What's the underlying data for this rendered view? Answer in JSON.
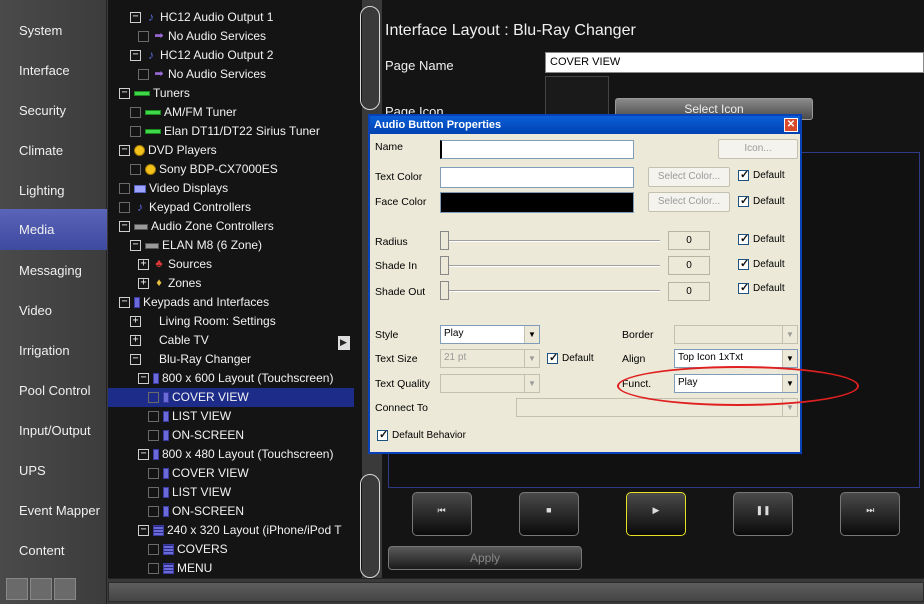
{
  "nav": {
    "items": [
      {
        "label": "System"
      },
      {
        "label": "Interface"
      },
      {
        "label": "Security"
      },
      {
        "label": "Climate"
      },
      {
        "label": "Lighting"
      },
      {
        "label": "Media"
      },
      {
        "label": "Messaging"
      },
      {
        "label": "Video"
      },
      {
        "label": "Irrigation"
      },
      {
        "label": "Pool Control"
      },
      {
        "label": "Input/Output"
      },
      {
        "label": "UPS"
      },
      {
        "label": "Event Mapper"
      },
      {
        "label": "Content"
      }
    ],
    "active": "Media"
  },
  "tree": {
    "rows": [
      {
        "label": "HC12  Audio Output 1"
      },
      {
        "label": "No Audio Services"
      },
      {
        "label": "HC12  Audio Output 2"
      },
      {
        "label": "No Audio Services"
      },
      {
        "label": "Tuners"
      },
      {
        "label": "AM/FM Tuner"
      },
      {
        "label": "Elan DT11/DT22 Sirius Tuner"
      },
      {
        "label": "DVD Players"
      },
      {
        "label": "Sony BDP-CX7000ES"
      },
      {
        "label": "Video Displays"
      },
      {
        "label": "Keypad Controllers"
      },
      {
        "label": "Audio Zone Controllers"
      },
      {
        "label": "ELAN M8 (6 Zone)"
      },
      {
        "label": "Sources"
      },
      {
        "label": "Zones"
      },
      {
        "label": "Keypads and Interfaces"
      },
      {
        "label": "Living Room: Settings"
      },
      {
        "label": "Cable TV"
      },
      {
        "label": "Blu-Ray Changer"
      },
      {
        "label": "800 x 600 Layout (Touchscreen)"
      },
      {
        "label": "COVER VIEW"
      },
      {
        "label": "LIST VIEW"
      },
      {
        "label": "ON-SCREEN"
      },
      {
        "label": "800 x 480 Layout (Touchscreen)"
      },
      {
        "label": "COVER VIEW"
      },
      {
        "label": "LIST VIEW"
      },
      {
        "label": "ON-SCREEN"
      },
      {
        "label": "240 x 320 Layout (iPhone/iPod T"
      },
      {
        "label": "COVERS"
      },
      {
        "label": "MENU"
      }
    ]
  },
  "main": {
    "title": "Interface Layout : Blu-Ray Changer",
    "page_name_label": "Page Name",
    "page_name_value": "COVER VIEW",
    "page_icon_label": "Page Icon",
    "select_icon_label": "Select Icon",
    "apply_label": "Apply"
  },
  "dialog": {
    "title": "Audio Button Properties",
    "close": "✕",
    "name_label": "Name",
    "name_value": "",
    "icon_btn": "Icon...",
    "text_color_label": "Text Color",
    "face_color_label": "Face Color",
    "select_color_btn": "Select Color...",
    "default_label": "Default",
    "radius_label": "Radius",
    "radius_value": "0",
    "shade_in_label": "Shade In",
    "shade_in_value": "0",
    "shade_out_label": "Shade Out",
    "shade_out_value": "0",
    "style_label": "Style",
    "style_value": "Play",
    "border_label": "Border",
    "text_size_label": "Text Size",
    "text_size_value": "21 pt",
    "align_label": "Align",
    "align_value": "Top Icon 1xTxt",
    "text_quality_label": "Text Quality",
    "funct_label": "Funct.",
    "funct_value": "Play",
    "connect_to_label": "Connect To",
    "default_behavior_label": "Default Behavior"
  },
  "colors": {
    "dialog_title": "#0a5fd8",
    "nav_active": "#4a56b0",
    "tree_selection": "#1c2c88",
    "highlight_ellipse": "#e02020"
  },
  "transport": {
    "buttons": [
      {
        "icon": "⏮"
      },
      {
        "icon": "■"
      },
      {
        "icon": "▶"
      },
      {
        "icon": "❚❚"
      },
      {
        "icon": "⏭"
      }
    ]
  }
}
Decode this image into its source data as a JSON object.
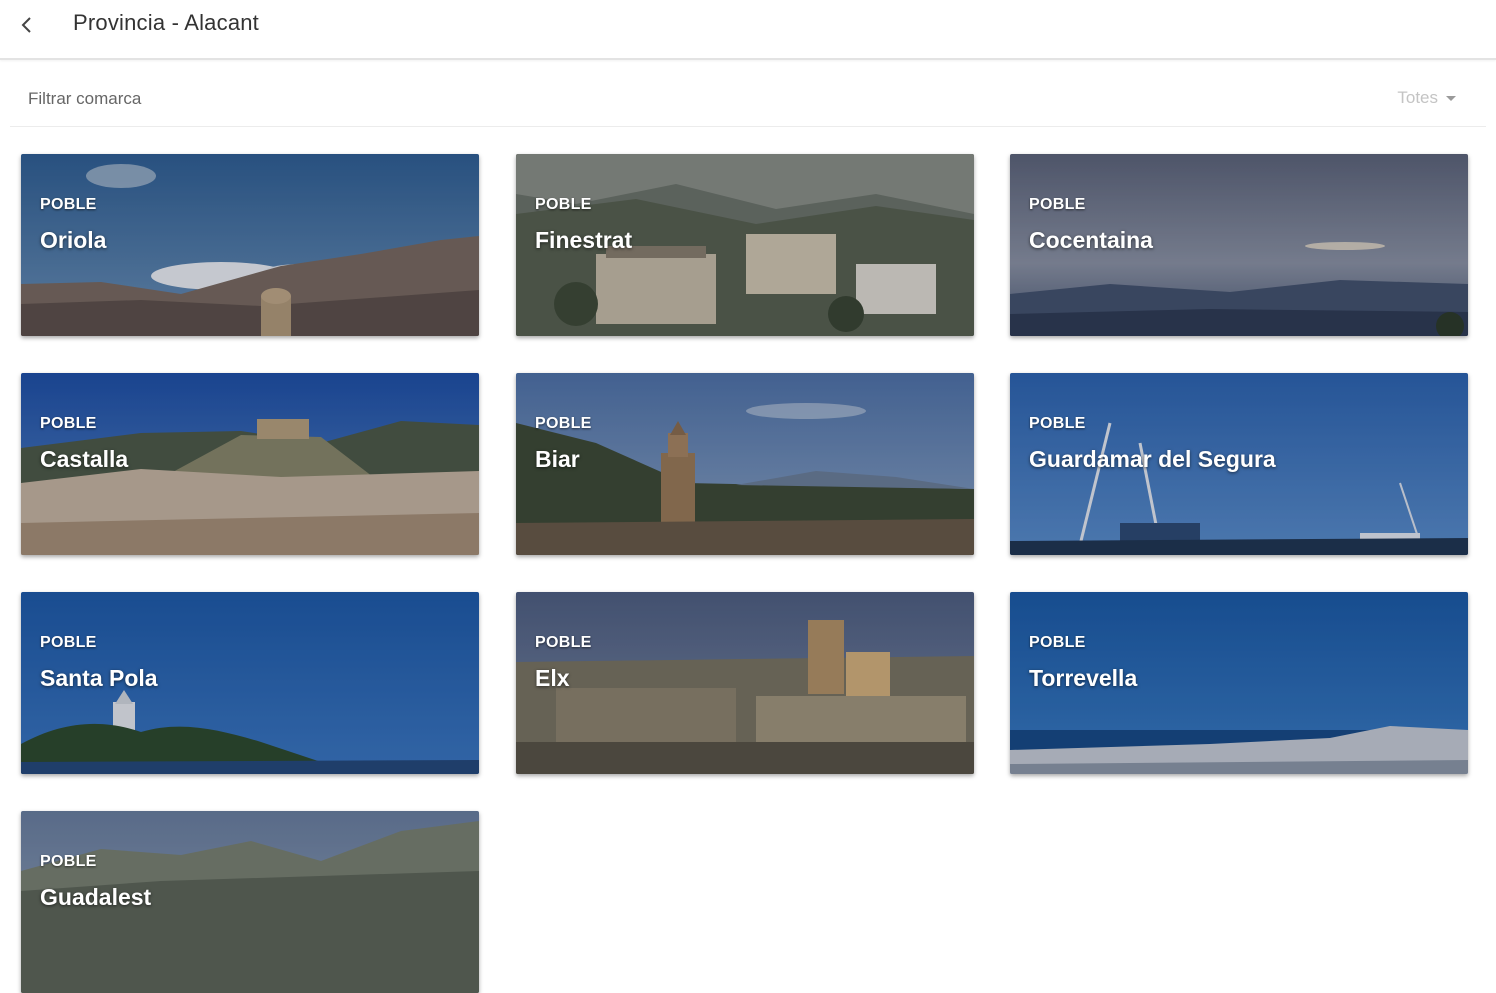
{
  "appbar": {
    "title": "Provincia - Alacant",
    "back_icon": "chevron-left-icon"
  },
  "filter": {
    "label": "Filtrar comarca",
    "value": "Totes",
    "dropdown_icon": "caret-down-icon"
  },
  "cards": [
    {
      "kind": "POBLE",
      "name": "Oriola"
    },
    {
      "kind": "POBLE",
      "name": "Finestrat"
    },
    {
      "kind": "POBLE",
      "name": "Cocentaina"
    },
    {
      "kind": "POBLE",
      "name": "Castalla"
    },
    {
      "kind": "POBLE",
      "name": "Biar"
    },
    {
      "kind": "POBLE",
      "name": "Guardamar del Segura"
    },
    {
      "kind": "POBLE",
      "name": "Santa Pola"
    },
    {
      "kind": "POBLE",
      "name": "Elx"
    },
    {
      "kind": "POBLE",
      "name": "Torrevella"
    },
    {
      "kind": "POBLE",
      "name": "Guadalest"
    }
  ]
}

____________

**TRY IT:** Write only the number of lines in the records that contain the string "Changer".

**OUTPUT FOR THIS TASK:** 2